**Work to be completed:** Wherever the string "text" appears in the entries below, return the line that holds it.

(Component data from apps and pages)
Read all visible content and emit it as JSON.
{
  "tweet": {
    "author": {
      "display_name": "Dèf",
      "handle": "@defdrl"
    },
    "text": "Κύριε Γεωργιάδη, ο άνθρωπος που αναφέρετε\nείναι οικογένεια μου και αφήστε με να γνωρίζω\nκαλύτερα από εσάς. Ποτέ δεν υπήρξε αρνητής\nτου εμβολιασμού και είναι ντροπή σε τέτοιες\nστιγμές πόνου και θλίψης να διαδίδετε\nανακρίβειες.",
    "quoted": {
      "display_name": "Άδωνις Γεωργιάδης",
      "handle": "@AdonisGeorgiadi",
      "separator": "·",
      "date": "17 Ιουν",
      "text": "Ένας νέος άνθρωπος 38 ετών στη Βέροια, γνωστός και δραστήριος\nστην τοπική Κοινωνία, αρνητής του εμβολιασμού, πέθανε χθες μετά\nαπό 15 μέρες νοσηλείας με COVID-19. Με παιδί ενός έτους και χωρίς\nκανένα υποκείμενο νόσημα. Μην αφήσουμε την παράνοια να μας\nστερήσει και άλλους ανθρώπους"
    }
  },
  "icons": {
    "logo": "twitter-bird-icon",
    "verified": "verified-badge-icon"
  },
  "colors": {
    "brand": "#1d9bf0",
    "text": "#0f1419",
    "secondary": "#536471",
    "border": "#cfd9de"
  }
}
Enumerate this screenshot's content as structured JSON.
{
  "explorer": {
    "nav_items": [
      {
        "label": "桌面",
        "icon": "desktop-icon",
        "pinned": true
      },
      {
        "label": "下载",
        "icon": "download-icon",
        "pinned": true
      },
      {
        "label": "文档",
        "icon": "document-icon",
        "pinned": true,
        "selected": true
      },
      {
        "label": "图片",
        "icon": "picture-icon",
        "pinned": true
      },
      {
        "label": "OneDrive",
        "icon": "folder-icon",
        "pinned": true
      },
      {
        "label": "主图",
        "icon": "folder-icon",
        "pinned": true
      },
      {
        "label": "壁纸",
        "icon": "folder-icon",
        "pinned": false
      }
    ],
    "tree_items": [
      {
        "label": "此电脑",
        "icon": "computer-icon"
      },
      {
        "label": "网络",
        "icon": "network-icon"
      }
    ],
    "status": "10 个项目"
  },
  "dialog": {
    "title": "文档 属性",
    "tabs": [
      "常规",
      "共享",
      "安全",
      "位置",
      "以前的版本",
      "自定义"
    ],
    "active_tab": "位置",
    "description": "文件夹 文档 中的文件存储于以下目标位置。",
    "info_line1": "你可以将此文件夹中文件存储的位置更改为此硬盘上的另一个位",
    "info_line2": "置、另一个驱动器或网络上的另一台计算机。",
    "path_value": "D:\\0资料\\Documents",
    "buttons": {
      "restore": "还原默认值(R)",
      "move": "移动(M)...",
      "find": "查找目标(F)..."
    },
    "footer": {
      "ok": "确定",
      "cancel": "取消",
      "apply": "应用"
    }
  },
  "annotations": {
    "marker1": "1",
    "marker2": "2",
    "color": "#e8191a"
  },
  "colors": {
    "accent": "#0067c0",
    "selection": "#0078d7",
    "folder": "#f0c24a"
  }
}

**Response for this exercise:**
    "text": "Κύριε Γεωργιάδη, ο άνθρωπος που αναφέρετε\nείναι οικογένεια μου και αφήστε με να γνωρίζω\nκαλύτερα από εσάς. Ποτέ δεν υπήρξε αρνητής\nτου εμβολιασμού και είναι ντροπή σε τέτοιες\nστιγμές πόνου και θλίψης να διαδίδετε\nανακρίβειες.",
      "text": "Ένας νέος άνθρωπος 38 ετών στη Βέροια, γνωστός και δραστήριος\nστην τοπική Κοινωνία, αρνητής του εμβολιασμού, πέθανε χθες μετά\nαπό 15 μέρες νοσηλείας με COVID-19. Με παιδί ενός έτους και χωρίς\nκανένα υποκείμενο νόσημα. Μην αφήσουμε την παράνοια να μας\nστερήσει και άλλους ανθρώπους"
    "text": "#0f1419",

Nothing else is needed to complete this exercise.